(WORK INSTRUCTIONS) Down to the final line, print each entry exactly.

BEGIN PROVIDED RECORDS

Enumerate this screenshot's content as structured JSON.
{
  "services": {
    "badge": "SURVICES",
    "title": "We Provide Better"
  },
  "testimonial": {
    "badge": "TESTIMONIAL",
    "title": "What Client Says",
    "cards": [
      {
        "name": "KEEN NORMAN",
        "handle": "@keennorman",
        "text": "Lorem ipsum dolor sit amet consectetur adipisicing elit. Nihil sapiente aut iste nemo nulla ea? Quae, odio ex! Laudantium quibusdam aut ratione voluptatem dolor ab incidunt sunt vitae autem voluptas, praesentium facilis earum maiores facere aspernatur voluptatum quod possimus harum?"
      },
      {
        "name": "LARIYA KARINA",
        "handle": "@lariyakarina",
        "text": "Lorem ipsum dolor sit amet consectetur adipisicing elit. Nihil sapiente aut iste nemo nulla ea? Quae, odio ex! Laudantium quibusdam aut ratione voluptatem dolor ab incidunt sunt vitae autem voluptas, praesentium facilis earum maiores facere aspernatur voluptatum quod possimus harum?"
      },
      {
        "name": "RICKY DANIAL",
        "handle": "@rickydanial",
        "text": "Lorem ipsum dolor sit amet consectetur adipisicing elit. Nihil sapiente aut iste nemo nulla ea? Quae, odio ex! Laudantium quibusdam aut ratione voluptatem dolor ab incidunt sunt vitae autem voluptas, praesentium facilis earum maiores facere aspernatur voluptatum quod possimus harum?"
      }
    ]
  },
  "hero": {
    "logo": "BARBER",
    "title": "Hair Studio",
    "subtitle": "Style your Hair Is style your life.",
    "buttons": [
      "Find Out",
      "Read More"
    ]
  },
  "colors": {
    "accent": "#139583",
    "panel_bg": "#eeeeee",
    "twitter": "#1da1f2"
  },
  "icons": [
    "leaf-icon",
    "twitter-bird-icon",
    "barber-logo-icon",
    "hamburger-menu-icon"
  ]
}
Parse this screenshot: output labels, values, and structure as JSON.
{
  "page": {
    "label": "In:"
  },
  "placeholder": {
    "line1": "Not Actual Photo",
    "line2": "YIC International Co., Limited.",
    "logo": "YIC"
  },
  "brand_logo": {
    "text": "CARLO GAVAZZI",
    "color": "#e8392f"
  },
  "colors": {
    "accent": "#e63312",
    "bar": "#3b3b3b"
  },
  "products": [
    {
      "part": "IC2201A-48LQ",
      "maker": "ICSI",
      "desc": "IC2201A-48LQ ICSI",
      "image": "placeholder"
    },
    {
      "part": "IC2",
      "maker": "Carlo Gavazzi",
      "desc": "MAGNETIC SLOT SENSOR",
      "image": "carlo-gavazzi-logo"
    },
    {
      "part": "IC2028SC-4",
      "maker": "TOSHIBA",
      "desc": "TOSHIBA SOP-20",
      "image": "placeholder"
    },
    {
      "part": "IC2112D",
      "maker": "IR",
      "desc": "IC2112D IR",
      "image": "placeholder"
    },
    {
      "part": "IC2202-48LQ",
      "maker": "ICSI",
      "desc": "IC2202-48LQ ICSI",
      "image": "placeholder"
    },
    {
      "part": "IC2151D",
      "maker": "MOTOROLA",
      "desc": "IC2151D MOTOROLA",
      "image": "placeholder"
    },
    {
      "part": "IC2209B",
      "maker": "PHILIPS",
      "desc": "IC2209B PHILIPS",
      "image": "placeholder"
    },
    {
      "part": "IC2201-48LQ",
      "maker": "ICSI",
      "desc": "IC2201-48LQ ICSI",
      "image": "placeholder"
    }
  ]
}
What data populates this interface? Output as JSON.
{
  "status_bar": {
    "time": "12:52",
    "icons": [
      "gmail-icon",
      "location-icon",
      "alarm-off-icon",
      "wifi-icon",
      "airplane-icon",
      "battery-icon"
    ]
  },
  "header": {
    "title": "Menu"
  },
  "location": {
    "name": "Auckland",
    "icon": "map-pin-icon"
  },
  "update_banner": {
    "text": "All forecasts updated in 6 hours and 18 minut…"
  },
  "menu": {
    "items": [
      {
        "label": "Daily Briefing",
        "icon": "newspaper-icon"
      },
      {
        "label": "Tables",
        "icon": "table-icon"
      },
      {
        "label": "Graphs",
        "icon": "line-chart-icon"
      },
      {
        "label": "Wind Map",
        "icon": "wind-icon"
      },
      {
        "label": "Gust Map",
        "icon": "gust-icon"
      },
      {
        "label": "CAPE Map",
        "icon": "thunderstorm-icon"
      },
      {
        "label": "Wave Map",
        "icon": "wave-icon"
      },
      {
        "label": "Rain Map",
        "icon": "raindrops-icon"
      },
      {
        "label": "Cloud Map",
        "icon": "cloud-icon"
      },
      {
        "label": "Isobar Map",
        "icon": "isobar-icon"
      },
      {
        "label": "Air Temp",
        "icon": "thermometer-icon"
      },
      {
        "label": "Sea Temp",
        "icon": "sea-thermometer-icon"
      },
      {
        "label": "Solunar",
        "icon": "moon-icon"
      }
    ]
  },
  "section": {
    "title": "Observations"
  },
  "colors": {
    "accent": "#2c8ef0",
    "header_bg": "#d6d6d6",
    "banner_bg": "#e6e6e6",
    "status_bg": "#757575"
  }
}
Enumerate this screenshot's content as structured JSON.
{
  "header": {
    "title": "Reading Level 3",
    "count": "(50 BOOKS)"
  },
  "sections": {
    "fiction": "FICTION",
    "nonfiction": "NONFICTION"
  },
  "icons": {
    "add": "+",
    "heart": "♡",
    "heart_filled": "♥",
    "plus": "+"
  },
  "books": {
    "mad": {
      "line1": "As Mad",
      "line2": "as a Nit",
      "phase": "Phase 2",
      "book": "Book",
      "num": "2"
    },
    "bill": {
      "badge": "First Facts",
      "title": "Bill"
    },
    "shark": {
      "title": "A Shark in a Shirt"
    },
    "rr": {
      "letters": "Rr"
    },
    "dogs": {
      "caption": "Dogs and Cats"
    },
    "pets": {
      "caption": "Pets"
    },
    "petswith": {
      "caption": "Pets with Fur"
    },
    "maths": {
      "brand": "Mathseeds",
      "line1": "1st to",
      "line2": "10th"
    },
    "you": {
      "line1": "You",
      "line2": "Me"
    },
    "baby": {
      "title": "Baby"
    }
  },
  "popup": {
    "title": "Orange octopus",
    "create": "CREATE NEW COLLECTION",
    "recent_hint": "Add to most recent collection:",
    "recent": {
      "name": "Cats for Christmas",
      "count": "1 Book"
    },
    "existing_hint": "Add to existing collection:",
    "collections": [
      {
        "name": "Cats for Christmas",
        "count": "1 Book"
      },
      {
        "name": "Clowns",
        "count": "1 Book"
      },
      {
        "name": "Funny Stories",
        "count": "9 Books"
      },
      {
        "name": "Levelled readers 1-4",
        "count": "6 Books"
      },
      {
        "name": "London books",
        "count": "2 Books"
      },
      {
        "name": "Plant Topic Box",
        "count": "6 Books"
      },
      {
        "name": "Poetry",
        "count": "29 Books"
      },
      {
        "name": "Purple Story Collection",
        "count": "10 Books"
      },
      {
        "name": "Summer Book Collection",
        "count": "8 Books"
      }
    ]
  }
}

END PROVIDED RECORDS

(SOLUTION TO THIS EXERCISE)
Enumerate this screenshot's content as structured JSON.
{
  "services": {
    "badge": "SURVICES",
    "title": "We Provide Better"
  },
  "testimonial": {
    "badge": "TESTIMONIAL",
    "title": "What Client Says",
    "cards": [
      {
        "name": "KEEN NORMAN",
        "handle": "@keennorman",
        "text": "Lorem ipsum dolor sit amet consectetur adipisicing elit. Nihil sapiente aut iste nemo nulla ea? Quae, odio ex! Laudantium quibusdam aut ratione voluptatem dolor ab incidunt sunt vitae autem voluptas, praesentium facilis earum maiores facere aspernatur voluptatum quod possimus harum?"
      },
      {
        "name": "LARIYA KARINA",
        "handle": "@lariyakarina",
        "text": "Lorem ipsum dolor sit amet consectetur adipisicing elit. Nihil sapiente aut iste nemo nulla ea? Quae, odio ex! Laudantium quibusdam aut ratione voluptatem dolor ab incidunt sunt vitae autem voluptas, praesentium facilis earum maiores facere aspernatur voluptatum quod possimus harum?"
      },
      {
        "name": "RICKY DANIAL",
        "handle": "@rickydanial",
        "text": "Lorem ipsum dolor sit amet consectetur adipisicing elit. Nihil sapiente aut iste nemo nulla ea? Quae, odio ex! Laudantium quibusdam aut ratione voluptatem dolor ab incidunt sunt vitae autem voluptas, praesentium facilis earum maiores facere aspernatur voluptatum quod possimus harum?"
      }
    ]
  },
  "hero": {
    "logo": "BARBER",
    "title": "Hair Studio",
    "subtitle": "Style your Hair Is style your life.",
    "buttons": [
      "Find Out",
      "Read More"
    ]
  },
  "colors": {
    "accent": "#139583",
    "panel_bg": "#eeeeee",
    "twitter": "#1da1f2"
  },
  "icons": [
    "leaf-icon",
    "twitter-bird-icon",
    "barber-logo-icon",
    "hamburger-menu-icon"
  ]
}
Parse this screenshot: output labels, values, and structure as JSON.
{
  "page": {
    "label": "In:"
  },
  "placeholder": {
    "line1": "Not Actual Photo",
    "line2": "YIC International Co., Limited.",
    "logo": "YIC"
  },
  "brand_logo": {
    "text": "CARLO GAVAZZI",
    "color": "#e8392f"
  },
  "colors": {
    "accent": "#e63312",
    "bar": "#3b3b3b"
  },
  "products": [
    {
      "part": "IC2201A-48LQ",
      "maker": "ICSI",
      "desc": "IC2201A-48LQ ICSI",
      "image": "placeholder"
    },
    {
      "part": "IC2",
      "maker": "Carlo Gavazzi",
      "desc": "MAGNETIC SLOT SENSOR",
      "image": "carlo-gavazzi-logo"
    },
    {
      "part": "IC2028SC-4",
      "maker": "TOSHIBA",
      "desc": "TOSHIBA SOP-20",
      "image": "placeholder"
    },
    {
      "part": "IC2112D",
      "maker": "IR",
      "desc": "IC2112D IR",
      "image": "placeholder"
    },
    {
      "part": "IC2202-48LQ",
      "maker": "ICSI",
      "desc": "IC2202-48LQ ICSI",
      "image": "placeholder"
    },
    {
      "part": "IC2151D",
      "maker": "MOTOROLA",
      "desc": "IC2151D MOTOROLA",
      "image": "placeholder"
    },
    {
      "part": "IC2209B",
      "maker": "PHILIPS",
      "desc": "IC2209B PHILIPS",
      "image": "placeholder"
    },
    {
      "part": "IC2201-48LQ",
      "maker": "ICSI",
      "desc": "IC2201-48LQ ICSI",
      "image": "placeholder"
    }
  ]
}
What data populates this interface? Output as JSON.
{
  "status_bar": {
    "time": "12:52",
    "icons": [
      "gmail-icon",
      "location-icon",
      "alarm-off-icon",
      "wifi-icon",
      "airplane-icon",
      "battery-icon"
    ]
  },
  "header": {
    "title": "Menu"
  },
  "location": {
    "name": "Auckland",
    "icon": "map-pin-icon"
  },
  "update_banner": {
    "text": "All forecasts updated in 6 hours and 18 minut…"
  },
  "menu": {
    "items": [
      {
        "label": "Daily Briefing",
        "icon": "newspaper-icon"
      },
      {
        "label": "Tables",
        "icon": "table-icon"
      },
      {
        "label": "Graphs",
        "icon": "line-chart-icon"
      },
      {
        "label": "Wind Map",
        "icon": "wind-icon"
      },
      {
        "label": "Gust Map",
        "icon": "gust-icon"
      },
      {
        "label": "CAPE Map",
        "icon": "thunderstorm-icon"
      },
      {
        "label": "Wave Map",
        "icon": "wave-icon"
      },
      {
        "label": "Rain Map",
        "icon": "raindrops-icon"
      },
      {
        "label": "Cloud Map",
        "icon": "cloud-icon"
      },
      {
        "label": "Isobar Map",
        "icon": "isobar-icon"
      },
      {
        "label": "Air Temp",
        "icon": "thermometer-icon"
      },
      {
        "label": "Sea Temp",
        "icon": "sea-thermometer-icon"
      },
      {
        "label": "Solunar",
        "icon": "moon-icon"
      }
    ]
  },
  "section": {
    "title": "Observations"
  },
  "colors": {
    "accent": "#2c8ef0",
    "header_bg": "#d6d6d6",
    "banner_bg": "#e6e6e6",
    "status_bg": "#757575"
  }
}
Enumerate this screenshot's content as structured JSON.
{
  "header": {
    "title": "Reading Level 3",
    "count": "(50 BOOKS)"
  },
  "sections": {
    "fiction": "FICTION",
    "nonfiction": "NONFICTION"
  },
  "icons": {
    "add": "+",
    "heart": "♡",
    "heart_filled": "♥",
    "plus": "+"
  },
  "books": {
    "mad": {
      "line1": "As Mad",
      "line2": "as a Nit",
      "phase": "Phase 2",
      "book": "Book",
      "num": "2"
    },
    "bill": {
      "badge": "First Facts",
      "title": "Bill"
    },
    "shark": {
      "title": "A Shark in a Shirt"
    },
    "rr": {
      "letters": "Rr"
    },
    "dogs": {
      "caption": "Dogs and Cats"
    },
    "pets": {
      "caption": "Pets"
    },
    "petswith": {
      "caption": "Pets with Fur"
    },
    "maths": {
      "brand": "Mathseeds",
      "line1": "1st to",
      "line2": "10th"
    },
    "you": {
      "line1": "You",
      "line2": "Me"
    },
    "baby": {
      "title": "Baby"
    }
  },
  "popup": {
    "title": "Orange octopus",
    "create": "CREATE NEW COLLECTION",
    "recent_hint": "Add to most recent collection:",
    "recent": {
      "name": "Cats for Christmas",
      "count": "1 Book"
    },
    "existing_hint": "Add to existing collection:",
    "collections": [
      {
        "name": "Cats for Christmas",
        "count": "1 Book"
      },
      {
        "name": "Clowns",
        "count": "1 Book"
      },
      {
        "name": "Funny Stories",
        "count": "9 Books"
      },
      {
        "name": "Levelled readers 1-4",
        "count": "6 Books"
      },
      {
        "name": "London books",
        "count": "2 Books"
      },
      {
        "name": "Plant Topic Box",
        "count": "6 Books"
      },
      {
        "name": "Poetry",
        "count": "29 Books"
      },
      {
        "name": "Purple Story Collection",
        "count": "10 Books"
      },
      {
        "name": "Summer Book Collection",
        "count": "8 Books"
      }
    ]
  }
}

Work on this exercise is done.